Another woman picked out a dog online, did the old clandestine meet-in-the-parking-lot routine, agreed to take the dog, and 24 hours later was dealing with bloody diarrhea. When she called the rescue group, she was told that the dog was now HER problem and that they wouldn’t return her money or take the dog back. (To her credit, she told them “You’re the last people I’d give this dog to!”) She stuck with the pooch and as far as I know, the dog remains healthy.
Yet another story told of two Boston terrier pups adopted from rescue. By the end of the first week, the family had spent almost $2000 at the vet trying to save their lives.
The word SCAM comes to mind, with innocent animals as the victims.
What’s got me on this topic? Well, I stopped in at our local Petsmart the other day to pick up a new cat carrier and they were hosting an Adoption Day event. Since we’re thinking seriously about adopting another dog, I thought I’d go take a look. I figured it was the Humane Society or ASPCA or a reputable rescue organization running the event.
Oh. My. God.
I’ve never seen such awful looking dogs. Half were desperate, screaming for attention. The other half were listless, dead-eyed and lost. The woman running the event (who never gave her name but said she was “from down South”) told me that all the animals had been fully vetted, spayed or neutered, and were deemed healthy. At which point, one of the dogs hunched over and ejected a mass of (I’m not joking) HOT PINK stool the consistency of canned pumpkin.
Yeah, lady, all my healthy dogs do that, too.
I should have walked away then, but I didn’t. My heart was breaking over these little guys and gals. I was even tempted by one who looked like a cross between a Pomeranian and a Border Collie. (Sweet dog, however my husband is away and I’m not about to bring a new animal into the house without us being in agreement over it.) I went to say hello, give the fellow a few pats. The Soul of Honesty followed me to his cage and fed me a storyline about his history, where he was found, etc. (Yeah, like I’m going to believe you now, lady?) There was another dog in the pen, a sweet-natured emaciated dachshund with a golf-ball sized callousy mass on one hind leg. No joke, folks, I could count every bone in that dog’s body. (I mean, really. Don’t rescue places feed these animals? Do they think a pathetic looking animal has a better chance at being adopted? What gives?) I stooped to pet the dog and murmured, “Oh, you’re so thin,” at which point Mother Justice informed me “Oh, we’ve had him on a diet because he was so fat when he came in.” Excuse me? How fucking stupid do you think I am? I know a starving dog when I see one.

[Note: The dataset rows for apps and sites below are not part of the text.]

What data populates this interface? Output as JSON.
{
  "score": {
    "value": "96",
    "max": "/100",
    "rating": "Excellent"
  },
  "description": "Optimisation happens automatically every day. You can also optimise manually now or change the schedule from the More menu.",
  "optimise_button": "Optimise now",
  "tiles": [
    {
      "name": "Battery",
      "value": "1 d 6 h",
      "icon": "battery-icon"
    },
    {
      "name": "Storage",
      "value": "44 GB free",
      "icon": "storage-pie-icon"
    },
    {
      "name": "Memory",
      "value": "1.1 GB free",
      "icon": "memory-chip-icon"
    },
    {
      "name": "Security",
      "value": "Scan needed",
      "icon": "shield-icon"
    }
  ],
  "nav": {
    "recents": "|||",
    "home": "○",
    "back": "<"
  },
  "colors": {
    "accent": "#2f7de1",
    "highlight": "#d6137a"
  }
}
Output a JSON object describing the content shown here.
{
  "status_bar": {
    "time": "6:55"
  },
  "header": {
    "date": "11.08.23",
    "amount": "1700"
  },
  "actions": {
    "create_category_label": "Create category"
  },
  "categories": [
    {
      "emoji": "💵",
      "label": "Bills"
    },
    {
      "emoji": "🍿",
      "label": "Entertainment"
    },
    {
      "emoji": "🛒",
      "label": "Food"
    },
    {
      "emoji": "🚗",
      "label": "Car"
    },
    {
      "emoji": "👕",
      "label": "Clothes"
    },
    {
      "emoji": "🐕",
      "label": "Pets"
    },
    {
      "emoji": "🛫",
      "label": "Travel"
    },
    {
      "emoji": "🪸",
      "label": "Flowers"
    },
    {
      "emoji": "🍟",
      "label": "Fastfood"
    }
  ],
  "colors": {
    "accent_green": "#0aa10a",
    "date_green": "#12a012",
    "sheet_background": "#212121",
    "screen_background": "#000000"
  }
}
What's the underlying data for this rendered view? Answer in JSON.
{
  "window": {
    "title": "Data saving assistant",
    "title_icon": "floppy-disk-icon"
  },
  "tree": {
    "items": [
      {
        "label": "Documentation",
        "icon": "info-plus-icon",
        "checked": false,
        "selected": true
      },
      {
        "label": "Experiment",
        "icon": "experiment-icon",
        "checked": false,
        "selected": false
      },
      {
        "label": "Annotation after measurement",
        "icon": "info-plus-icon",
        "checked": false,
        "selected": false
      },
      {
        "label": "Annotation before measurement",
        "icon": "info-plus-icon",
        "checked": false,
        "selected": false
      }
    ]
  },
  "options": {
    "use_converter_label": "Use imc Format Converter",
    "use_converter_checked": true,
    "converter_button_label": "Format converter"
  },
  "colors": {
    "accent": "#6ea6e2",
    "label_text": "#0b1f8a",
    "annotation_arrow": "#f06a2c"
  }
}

I left in despair, uncertain what to do. My first thought was to open every crate, fill my car with dogs, and take them home for a warm bath and a good meal. Does a corporation like Petsmart even realize how bad it makes them look, trafficking with someone who obviously (excuse me) doesn’t give a RAT’S FLYING ASS about the animals they are supposedly rescuing?
Rescue means “to free or deliver from confinement, violence, danger or evil.” In the case of these dogs, it’s hard not believe they’ve gone from the frying pan into the fire.